The language of images is a very densely argued and annotated book about the meaning of images from a semiotician’s point of view. Semiotics is the study of signs and symbols, such as traffic signs, emojis, alphabets, and logos, treating the signs themselves as having intrinsic meanings other than how readers or viewers might interpret them--for example, a semiotician might look at a poem as an artifact rather than something she might read for enjoyment.
The author argues that images have a language--“uttered enunciation”--that has not been addressed in the same way that the semiotics of literary and printed materials have, and that the semiotics of digitized images, and art created from digitized images or data visualizations, have barely been addressed at all.
Part of the problem is that images are, well, images--you can talk about a painting but you can’t address it in its own language. In other words, you can say, “a lot of this painting is red,” but unless you have a paintbrush and some red paint, you can’t show “red.”
Images have many well-known characteristics--color, movement, transparency, technique, brightness, and materials, for example--and art historians can describe the social and political milieu of paintings and sculpture. However, Dondero describes a different set of characteristics--whether a face in a photo or painting looks directly at the viewer or away, whether the central figure is hidden in some way from the viewer or from figures within the painting (for example, paintings of Susannah and the elders usually show the elders peering through a trellis or around a wall), whether the items seem to be falling out of the frame toward the viewer (as in many still lives), how the meaning of a part of an image can be different from the entire image (for example, a cutout of a set of figures is different from a complete landscape containing the figures), and how a mirror multiplies an image or brings in information outside the frame.
Chapter 4, the longest chapter in the book, addresses digital images, including images generated from data and images created from other images as a way of answering a visual question. Examples of the latter are a montage of Time magazine covers that show how the cover design has changed over time, and a chart of Van Gogh paintings showing differences in brightness palettes between his Paris and Arles paintings. A third example is a montage of Instagram images collected during the Ukrainian Maidan Revolution. Some show the marches in the center of town and others show people going about their lives; the images can be filtered to create a montage of various activities.

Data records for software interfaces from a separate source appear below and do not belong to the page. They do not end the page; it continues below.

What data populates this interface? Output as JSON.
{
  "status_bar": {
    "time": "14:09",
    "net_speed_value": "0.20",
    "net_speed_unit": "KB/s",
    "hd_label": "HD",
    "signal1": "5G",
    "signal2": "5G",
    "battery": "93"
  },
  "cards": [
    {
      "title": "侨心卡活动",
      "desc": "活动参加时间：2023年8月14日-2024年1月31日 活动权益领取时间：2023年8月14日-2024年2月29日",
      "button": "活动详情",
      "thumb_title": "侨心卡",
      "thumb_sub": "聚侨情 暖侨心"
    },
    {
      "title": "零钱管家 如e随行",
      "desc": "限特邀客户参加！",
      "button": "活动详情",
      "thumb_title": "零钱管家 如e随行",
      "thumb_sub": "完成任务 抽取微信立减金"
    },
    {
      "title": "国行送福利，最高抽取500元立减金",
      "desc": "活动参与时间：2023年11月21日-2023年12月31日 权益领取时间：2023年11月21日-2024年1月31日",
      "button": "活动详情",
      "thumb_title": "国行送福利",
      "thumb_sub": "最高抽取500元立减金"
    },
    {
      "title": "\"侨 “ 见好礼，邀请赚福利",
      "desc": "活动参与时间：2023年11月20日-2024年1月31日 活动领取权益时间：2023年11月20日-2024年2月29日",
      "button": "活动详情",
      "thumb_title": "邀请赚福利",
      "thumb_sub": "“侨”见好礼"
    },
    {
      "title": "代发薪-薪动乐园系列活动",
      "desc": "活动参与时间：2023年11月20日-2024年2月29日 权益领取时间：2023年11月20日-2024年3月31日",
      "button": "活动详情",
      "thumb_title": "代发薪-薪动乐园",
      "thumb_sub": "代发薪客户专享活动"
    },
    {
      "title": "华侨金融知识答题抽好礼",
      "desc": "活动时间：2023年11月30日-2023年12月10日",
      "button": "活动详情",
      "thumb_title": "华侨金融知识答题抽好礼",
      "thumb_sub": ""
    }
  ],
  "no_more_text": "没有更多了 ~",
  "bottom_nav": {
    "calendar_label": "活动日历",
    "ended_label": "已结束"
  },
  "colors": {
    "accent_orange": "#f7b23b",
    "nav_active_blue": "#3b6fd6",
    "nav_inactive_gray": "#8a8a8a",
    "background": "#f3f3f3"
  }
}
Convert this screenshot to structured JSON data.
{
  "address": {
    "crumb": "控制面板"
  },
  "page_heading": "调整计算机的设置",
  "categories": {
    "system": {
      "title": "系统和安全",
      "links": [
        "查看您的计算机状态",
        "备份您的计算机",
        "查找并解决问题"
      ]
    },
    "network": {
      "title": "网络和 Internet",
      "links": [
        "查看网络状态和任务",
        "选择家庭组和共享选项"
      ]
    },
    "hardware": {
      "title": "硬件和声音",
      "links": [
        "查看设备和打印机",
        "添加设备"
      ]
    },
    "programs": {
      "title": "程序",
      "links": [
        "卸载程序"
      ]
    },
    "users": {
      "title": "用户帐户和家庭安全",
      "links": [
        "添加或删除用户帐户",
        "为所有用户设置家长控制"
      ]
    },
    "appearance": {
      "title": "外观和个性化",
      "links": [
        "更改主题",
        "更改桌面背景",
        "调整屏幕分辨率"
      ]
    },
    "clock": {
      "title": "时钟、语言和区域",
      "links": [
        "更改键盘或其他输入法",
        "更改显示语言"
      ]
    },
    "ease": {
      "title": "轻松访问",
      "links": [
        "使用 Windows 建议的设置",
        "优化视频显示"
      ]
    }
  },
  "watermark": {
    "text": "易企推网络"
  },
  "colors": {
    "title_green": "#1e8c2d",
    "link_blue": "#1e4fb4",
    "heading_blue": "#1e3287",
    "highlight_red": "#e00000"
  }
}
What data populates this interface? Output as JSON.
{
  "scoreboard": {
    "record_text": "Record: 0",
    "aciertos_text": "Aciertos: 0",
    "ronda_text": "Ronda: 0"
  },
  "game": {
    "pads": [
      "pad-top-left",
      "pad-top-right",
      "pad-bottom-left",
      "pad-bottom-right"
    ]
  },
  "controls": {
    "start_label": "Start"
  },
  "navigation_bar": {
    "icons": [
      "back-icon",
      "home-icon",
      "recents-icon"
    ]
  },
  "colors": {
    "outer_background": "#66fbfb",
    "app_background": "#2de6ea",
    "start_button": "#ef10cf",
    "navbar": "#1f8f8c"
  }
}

This book is most useful for someone with a strong background in philosophy who is also interested in classifying digital images and projects. Digital art can be at least three different things:
- Decorative pictures made by graphic artists;
- Generated from data (false-color images of stars, for example); or
- A combination of the two, wherein the artist uses data to answer a question graphically.
The book should be helpful in artificial intelligence (AI) imaging projects. However, note that the language is very difficult and requires close reading. Although it’s only 147 pages, it still took me weeks to get through it.